Locate each line below that includes "What" and reproduce it.

App and web page records:
- - - -

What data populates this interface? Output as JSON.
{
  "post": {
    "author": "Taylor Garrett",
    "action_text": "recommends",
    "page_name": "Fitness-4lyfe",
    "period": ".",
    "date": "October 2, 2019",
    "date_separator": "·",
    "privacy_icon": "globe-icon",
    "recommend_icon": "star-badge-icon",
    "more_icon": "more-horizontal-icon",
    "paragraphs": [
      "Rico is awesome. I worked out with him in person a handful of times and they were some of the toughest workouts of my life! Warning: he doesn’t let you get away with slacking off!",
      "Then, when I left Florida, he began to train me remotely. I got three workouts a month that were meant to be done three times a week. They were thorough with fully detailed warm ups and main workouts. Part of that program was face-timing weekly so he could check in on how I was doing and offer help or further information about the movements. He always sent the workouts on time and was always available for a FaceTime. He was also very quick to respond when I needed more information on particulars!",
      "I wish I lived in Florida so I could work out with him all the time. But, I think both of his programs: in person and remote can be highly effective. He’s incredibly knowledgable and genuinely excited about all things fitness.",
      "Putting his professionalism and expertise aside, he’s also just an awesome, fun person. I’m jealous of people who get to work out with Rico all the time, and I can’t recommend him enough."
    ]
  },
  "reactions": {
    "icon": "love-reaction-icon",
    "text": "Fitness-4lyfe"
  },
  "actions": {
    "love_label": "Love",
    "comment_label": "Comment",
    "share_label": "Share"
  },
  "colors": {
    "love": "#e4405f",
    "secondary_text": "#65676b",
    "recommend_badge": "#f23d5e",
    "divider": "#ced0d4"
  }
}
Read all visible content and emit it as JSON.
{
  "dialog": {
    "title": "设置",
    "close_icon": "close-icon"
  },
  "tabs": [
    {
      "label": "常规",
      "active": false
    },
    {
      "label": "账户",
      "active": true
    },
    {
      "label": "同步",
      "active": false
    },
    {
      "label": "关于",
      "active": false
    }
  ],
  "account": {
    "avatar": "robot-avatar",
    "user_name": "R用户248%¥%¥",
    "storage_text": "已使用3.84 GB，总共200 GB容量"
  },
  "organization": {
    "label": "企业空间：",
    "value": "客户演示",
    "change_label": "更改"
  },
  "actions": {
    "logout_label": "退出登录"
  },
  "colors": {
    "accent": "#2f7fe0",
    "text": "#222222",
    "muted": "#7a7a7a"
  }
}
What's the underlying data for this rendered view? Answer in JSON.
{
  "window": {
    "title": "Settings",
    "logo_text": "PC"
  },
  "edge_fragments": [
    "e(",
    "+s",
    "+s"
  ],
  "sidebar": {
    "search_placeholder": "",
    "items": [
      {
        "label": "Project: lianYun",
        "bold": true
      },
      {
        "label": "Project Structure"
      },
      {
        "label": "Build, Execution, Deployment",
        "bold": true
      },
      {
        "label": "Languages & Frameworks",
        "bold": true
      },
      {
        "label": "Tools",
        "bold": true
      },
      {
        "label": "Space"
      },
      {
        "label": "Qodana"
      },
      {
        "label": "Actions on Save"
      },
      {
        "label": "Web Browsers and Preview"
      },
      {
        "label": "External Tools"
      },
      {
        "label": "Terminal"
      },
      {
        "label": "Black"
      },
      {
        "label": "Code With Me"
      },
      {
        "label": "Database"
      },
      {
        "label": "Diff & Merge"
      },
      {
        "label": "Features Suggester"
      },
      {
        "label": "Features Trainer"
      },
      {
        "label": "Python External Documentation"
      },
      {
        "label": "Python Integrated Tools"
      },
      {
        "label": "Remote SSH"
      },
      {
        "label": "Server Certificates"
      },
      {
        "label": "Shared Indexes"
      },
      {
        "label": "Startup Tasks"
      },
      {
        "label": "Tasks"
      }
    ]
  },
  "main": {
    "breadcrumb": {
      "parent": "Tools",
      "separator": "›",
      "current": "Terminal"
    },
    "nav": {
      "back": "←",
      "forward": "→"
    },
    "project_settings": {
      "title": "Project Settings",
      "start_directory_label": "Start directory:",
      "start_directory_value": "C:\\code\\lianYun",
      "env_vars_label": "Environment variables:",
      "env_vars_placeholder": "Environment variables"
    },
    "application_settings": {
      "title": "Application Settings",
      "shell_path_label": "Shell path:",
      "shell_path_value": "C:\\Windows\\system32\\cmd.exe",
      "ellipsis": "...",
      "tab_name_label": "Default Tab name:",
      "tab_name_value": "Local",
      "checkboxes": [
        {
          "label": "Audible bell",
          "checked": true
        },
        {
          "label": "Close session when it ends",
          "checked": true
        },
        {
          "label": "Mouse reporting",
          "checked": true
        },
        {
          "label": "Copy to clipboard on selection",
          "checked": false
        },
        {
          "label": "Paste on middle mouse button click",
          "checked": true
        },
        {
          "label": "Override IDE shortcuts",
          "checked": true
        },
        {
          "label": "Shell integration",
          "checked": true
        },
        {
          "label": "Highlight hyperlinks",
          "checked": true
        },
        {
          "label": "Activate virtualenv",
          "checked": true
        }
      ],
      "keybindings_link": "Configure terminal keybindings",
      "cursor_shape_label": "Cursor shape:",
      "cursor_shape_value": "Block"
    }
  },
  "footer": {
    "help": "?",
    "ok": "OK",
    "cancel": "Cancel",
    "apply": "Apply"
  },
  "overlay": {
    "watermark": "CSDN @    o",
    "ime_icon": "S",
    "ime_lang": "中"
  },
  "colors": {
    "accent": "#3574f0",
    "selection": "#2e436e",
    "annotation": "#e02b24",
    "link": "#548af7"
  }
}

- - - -

EXERCISE RESULT
What data populates this interface? Output as JSON.
What's the underlying data for this rendered view? Answer in JSON.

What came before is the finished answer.